At about 11 a.m. at Brigane Paving Co., a handheld thermometer showed the temperature was already close to 100 degrees.

But as steaming asphalt filled the trucks, it was even hotter for drivers. They could feel the rising heat at their backs, as the asphalt being loaded into their trucks was much hotter than the weather.

“I believe it’s over 300 (degrees) … way over 300,” trucker Miguel Martinez said.

At 1:10 p.m., about 10 minutes before first pitch at Wrigley Field, the thermometer read 104 degrees at Beyond the Ivy rooftop at 1010 W. Waveland Av.

Maybe that’s why the rooftop seats were practically empty, with most fans there hiding inside at the bar, where it was a heck of a lot cooler.

Cubs fan Jessica Gibson said, “I’m gonna go hike it on downstairs to the air conditioning or else find some paper towels in the restroom, cold paper towels.”

Fellow Cubs fan Matt Backe said he was going to stick at the bar too, rather than braving the heat on the rooftop.

“I’m gonna wimp it out…w-i-m-p, wimp. I’m gonna wimp it out,” Backe said.

At 1:45 p.m., getting back into the car proved to be hazardous, as a thermometer left inside on the front dash registered at well over 120 degrees.

At 2:15 p.m. in the pedway under Macy’s on State Street, the thermometer read 90 degrees, and the humidity inside the pedway was stifling.

CTA passenger Kaitlyn McDermott, said that the difference between the air-conditioned section of the pedway and the areas that are open to the outdoors was “very, very breath-taking. It takes your breath away. It’s very hot, sweaty, gross.”
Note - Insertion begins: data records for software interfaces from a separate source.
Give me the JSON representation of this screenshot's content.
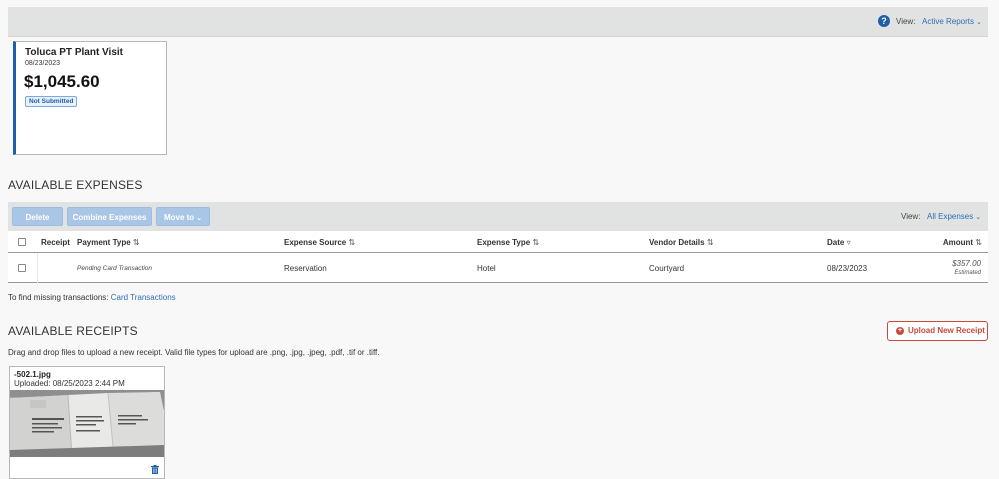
{
  "header": {
    "view_label": "View:",
    "view_value": "Active Reports"
  },
  "report_card": {
    "name": "Toluca PT Plant Visit",
    "date": "08/23/2023",
    "amount": "$1,045.60",
    "status": "Not Submitted"
  },
  "expenses": {
    "title": "AVAILABLE EXPENSES",
    "buttons": {
      "delete": "Delete",
      "combine": "Combine Expenses",
      "move_to": "Move to"
    },
    "view_label": "View:",
    "view_value": "All Expenses",
    "columns": {
      "receipt": "Receipt",
      "payment_type": "Payment Type",
      "expense_source": "Expense Source",
      "expense_type": "Expense Type",
      "vendor_details": "Vendor Details",
      "date": "Date",
      "amount": "Amount"
    },
    "rows": [
      {
        "payment_type": "Pending Card Transaction",
        "expense_source": "Reservation",
        "expense_type": "Hotel",
        "vendor_details": "Courtyard",
        "date": "08/23/2023",
        "amount": "$357.00",
        "amount_note": "Estimated"
      }
    ],
    "missing_text": "To find missing transactions:",
    "missing_link": "Card Transactions"
  },
  "receipts": {
    "title": "AVAILABLE RECEIPTS",
    "upload_button": "Upload New Receipt",
    "drag_text": "Drag and drop files to upload a new receipt. Valid file types for upload are .png, .jpg, .jpeg, .pdf, .tif or .tiff.",
    "items": [
      {
        "filename": "-502.1.jpg",
        "uploaded": "Uploaded: 08/25/2023 2:44 PM"
      }
    ]
  },
  "icons": {
    "help": "help-icon",
    "chevron": "chevron-down-icon",
    "sort": "sort-icon",
    "plus": "plus-circle-icon",
    "trash": "trash-icon"
  },
  "colors": {
    "accent": "#1f5fa8",
    "link": "#2d6eb4",
    "upload": "#c74b3a",
    "button_disabled": "#a9c6e6"
  }
}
Of course, thermometers just tell you the temperature. They don’t factor in humidity, which the heat index does. That’s why it’s supposed to give a better indication just of how uncomfortable things are.